For far too long disabled people have faced misconceptions and presumptions on what is and isn’t possible, including in sport. Activity Alliance wants to move the conversations on, open people’s minds and shift out-dated views on disability. The netball team is certainly smashing stereotypes with their sessions.

A partnership between England Netball and Get Out Get Active (GOGA) brought walking netball to Nottingham. But it’s the fantastic women who take part week after week, who bring it alive. A Nottingham aim is to provide inclusive activity, which the community feels is right for them. And something they want to take ownership of.

It followed the engagement work by a community activator from Nottingham City Council. Conversations began with the Muslim Community Organisation (MCO) Centre in Sneinton. They were keen to engage more people from a range of communities. Walking netball was the perfect hook to do so.

The sessions began in April of 2018 and more than 34 women have got involved. Of these women, 15 stated having either an impairment or long-term health condition. The sessions work because of a special combination. The activity leader Ruth Pickthorn, who features in the films, has strong values for community inclusion. And and the participants, who go out of their way to welcome everyone to the session.

Each week, the session starts and ends with a cup of tea, biscuits and a natter. This makes it an immediately friendly environment that is welcoming to participants, both old and new. This reflects in the breadth of ages and abilities taking part. Women in their 50s and 80s play and laugh alongside each other. True to the GOGA principles of ‘Active Together’, there are disabled and non-disabled players.

Regular player and volunteer Asmita Nathwani, also features in the films. She is a wheelchair user and never thought she’d find herself at a walking netball sessions. She now loves her weekly trip to MCO.

Other regulars include women living with dementia and their carers. They’re included in the session with the other women’s support and encouragement. They happily make small but effective adaptations. This could be lowering the pole, to give others a chance of making that all-important goal.

Support for the session reached new heights recently. GOGA funded three women to attend an England Netball Walking Netball hosting course. Two women from the MCO Centre and one from a newly established session, in the north of the city. Now these women are trained as leaders, able to run sessions for the community.
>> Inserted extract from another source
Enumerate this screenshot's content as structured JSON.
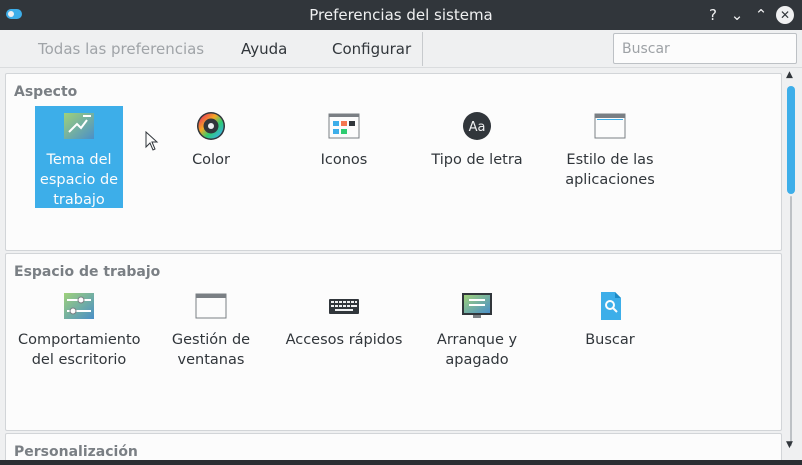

This is testament to both their ability and unfaltering passion as netballers!

Watch one of the campaign perception films featuring GOGA Nottingham 

Find out more about Asmita and GOGA's impact on her life